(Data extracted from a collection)
┏━━

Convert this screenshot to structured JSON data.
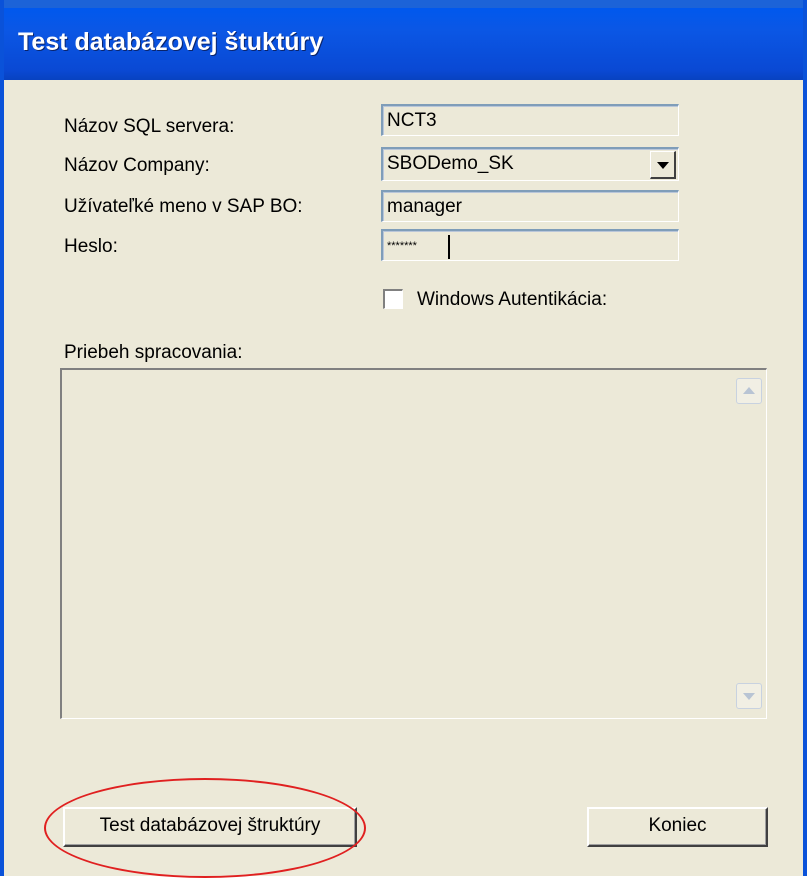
{
  "window": {
    "title": "Test databázovej štuktúry"
  },
  "form": {
    "sql_server_label": "Názov SQL servera:",
    "sql_server_value": "NCT3",
    "company_label": "Názov Company:",
    "company_value": "SBODemo_SK",
    "username_label": "Užívateľké meno v SAP BO:",
    "username_value": "manager",
    "password_label": "Heslo:",
    "password_value": "*******",
    "windows_auth_label": "Windows Autentikácia:",
    "windows_auth_checked": false
  },
  "progress": {
    "label": "Priebeh spracovania:",
    "log_text": ""
  },
  "buttons": {
    "test_label": "Test databázovej štruktúry",
    "close_label": "Koniec"
  },
  "colors": {
    "titlebar": "#0a5fe0",
    "dialog_background": "#ece9d8",
    "highlight_ellipse": "#e02020"
  },
  "icons": {
    "combo_dropdown": "chevron-down-icon",
    "scroll_up": "chevron-up-icon",
    "scroll_down": "chevron-down-icon"
  }
}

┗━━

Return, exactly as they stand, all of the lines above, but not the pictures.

Convert this screenshot to structured JSON data.
{
  "window": {
    "title": "Test databázovej štuktúry"
  },
  "form": {
    "sql_server_label": "Názov SQL servera:",
    "sql_server_value": "NCT3",
    "company_label": "Názov Company:",
    "company_value": "SBODemo_SK",
    "username_label": "Užívateľké meno v SAP BO:",
    "username_value": "manager",
    "password_label": "Heslo:",
    "password_value": "*******",
    "windows_auth_label": "Windows Autentikácia:",
    "windows_auth_checked": false
  },
  "progress": {
    "label": "Priebeh spracovania:",
    "log_text": ""
  },
  "buttons": {
    "test_label": "Test databázovej štruktúry",
    "close_label": "Koniec"
  },
  "colors": {
    "titlebar": "#0a5fe0",
    "dialog_background": "#ece9d8",
    "highlight_ellipse": "#e02020"
  },
  "icons": {
    "combo_dropdown": "chevron-down-icon",
    "scroll_up": "chevron-up-icon",
    "scroll_down": "chevron-down-icon"
  }
}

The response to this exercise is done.